▸ Data extract
┄┄┄┄┄┄┄┄┄┄

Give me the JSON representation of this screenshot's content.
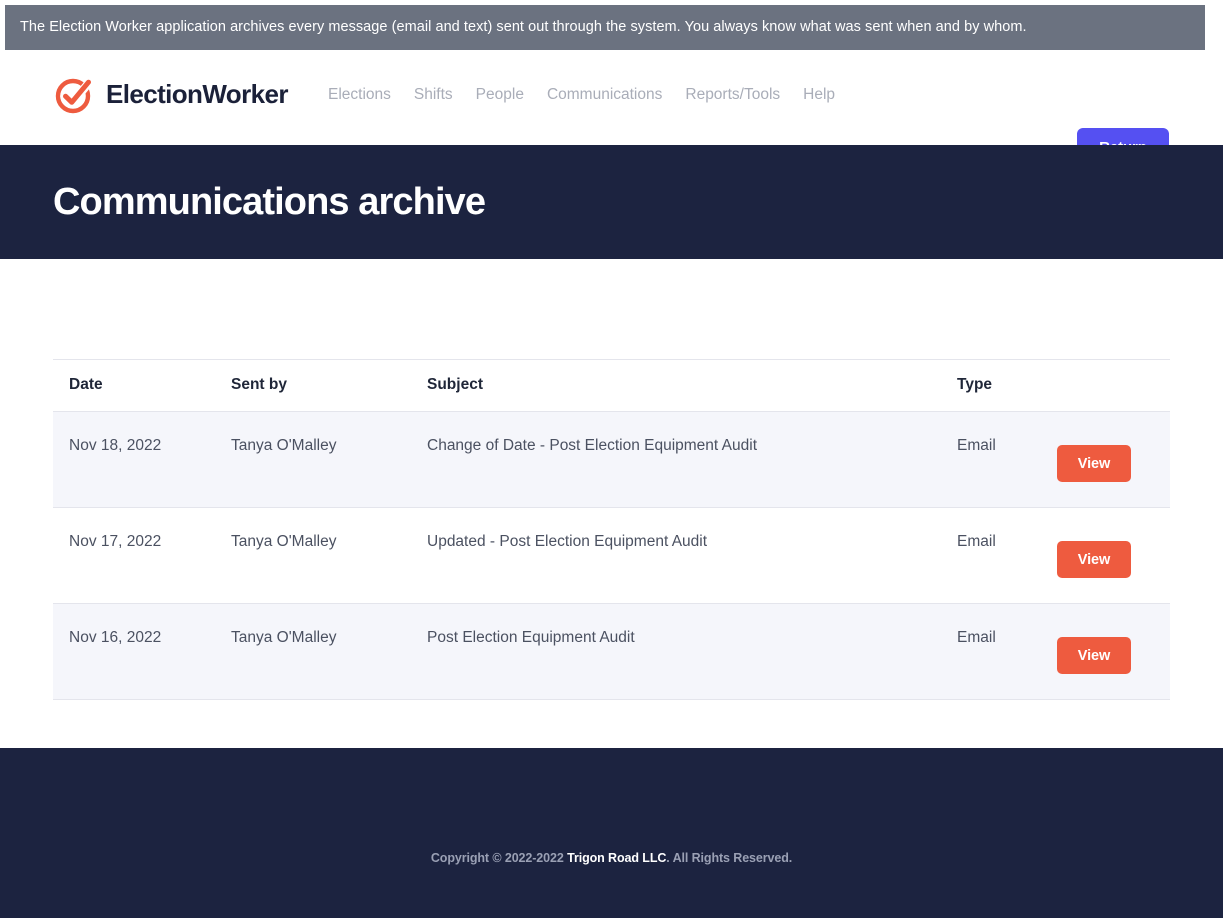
{
  "banner": {
    "text": "The Election Worker application archives every message (email and text) sent out through the system. You always know what was sent when and by whom.",
    "background": "#6b7280"
  },
  "header": {
    "brand_name": "ElectionWorker",
    "brand_icon": "check-circle-icon",
    "brand_color": "#ee5b3f",
    "nav": [
      {
        "label": "Elections"
      },
      {
        "label": "Shifts"
      },
      {
        "label": "People"
      },
      {
        "label": "Communications"
      },
      {
        "label": "Reports/Tools"
      },
      {
        "label": "Help"
      }
    ],
    "return_label": "Return",
    "return_color": "#5550f2"
  },
  "hero": {
    "title": "Communications archive",
    "background": "#1c2340"
  },
  "table": {
    "columns": [
      {
        "label": "Date"
      },
      {
        "label": "Sent by"
      },
      {
        "label": "Subject"
      },
      {
        "label": "Type"
      },
      {
        "label": ""
      }
    ],
    "rows": [
      {
        "date": "Nov 18, 2022",
        "sent_by": "Tanya O'Malley",
        "subject": "Change of Date - Post Election Equipment Audit",
        "type": "Email",
        "action_label": "View"
      },
      {
        "date": "Nov 17, 2022",
        "sent_by": "Tanya O'Malley",
        "subject": "Updated - Post Election Equipment Audit",
        "type": "Email",
        "action_label": "View"
      },
      {
        "date": "Nov 16, 2022",
        "sent_by": "Tanya O'Malley",
        "subject": "Post Election Equipment Audit",
        "type": "Email",
        "action_label": "View"
      }
    ],
    "action_color": "#ee5b3f"
  },
  "footer": {
    "copyright_prefix": "Copyright © 2022-2022 ",
    "company": "Trigon Road LLC",
    "copyright_suffix": ". All Rights Reserved.",
    "background": "#1c2340"
  }
}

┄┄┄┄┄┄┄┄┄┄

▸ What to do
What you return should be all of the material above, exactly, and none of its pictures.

▸ Written answer
Give me the JSON representation of this screenshot's content.
{
  "banner": {
    "text": "The Election Worker application archives every message (email and text) sent out through the system. You always know what was sent when and by whom.",
    "background": "#6b7280"
  },
  "header": {
    "brand_name": "ElectionWorker",
    "brand_icon": "check-circle-icon",
    "brand_color": "#ee5b3f",
    "nav": [
      {
        "label": "Elections"
      },
      {
        "label": "Shifts"
      },
      {
        "label": "People"
      },
      {
        "label": "Communications"
      },
      {
        "label": "Reports/Tools"
      },
      {
        "label": "Help"
      }
    ],
    "return_label": "Return",
    "return_color": "#5550f2"
  },
  "hero": {
    "title": "Communications archive",
    "background": "#1c2340"
  },
  "table": {
    "columns": [
      {
        "label": "Date"
      },
      {
        "label": "Sent by"
      },
      {
        "label": "Subject"
      },
      {
        "label": "Type"
      },
      {
        "label": ""
      }
    ],
    "rows": [
      {
        "date": "Nov 18, 2022",
        "sent_by": "Tanya O'Malley",
        "subject": "Change of Date - Post Election Equipment Audit",
        "type": "Email",
        "action_label": "View"
      },
      {
        "date": "Nov 17, 2022",
        "sent_by": "Tanya O'Malley",
        "subject": "Updated - Post Election Equipment Audit",
        "type": "Email",
        "action_label": "View"
      },
      {
        "date": "Nov 16, 2022",
        "sent_by": "Tanya O'Malley",
        "subject": "Post Election Equipment Audit",
        "type": "Email",
        "action_label": "View"
      }
    ],
    "action_color": "#ee5b3f"
  },
  "footer": {
    "copyright_prefix": "Copyright © 2022-2022 ",
    "company": "Trigon Road LLC",
    "copyright_suffix": ". All Rights Reserved.",
    "background": "#1c2340"
  }
}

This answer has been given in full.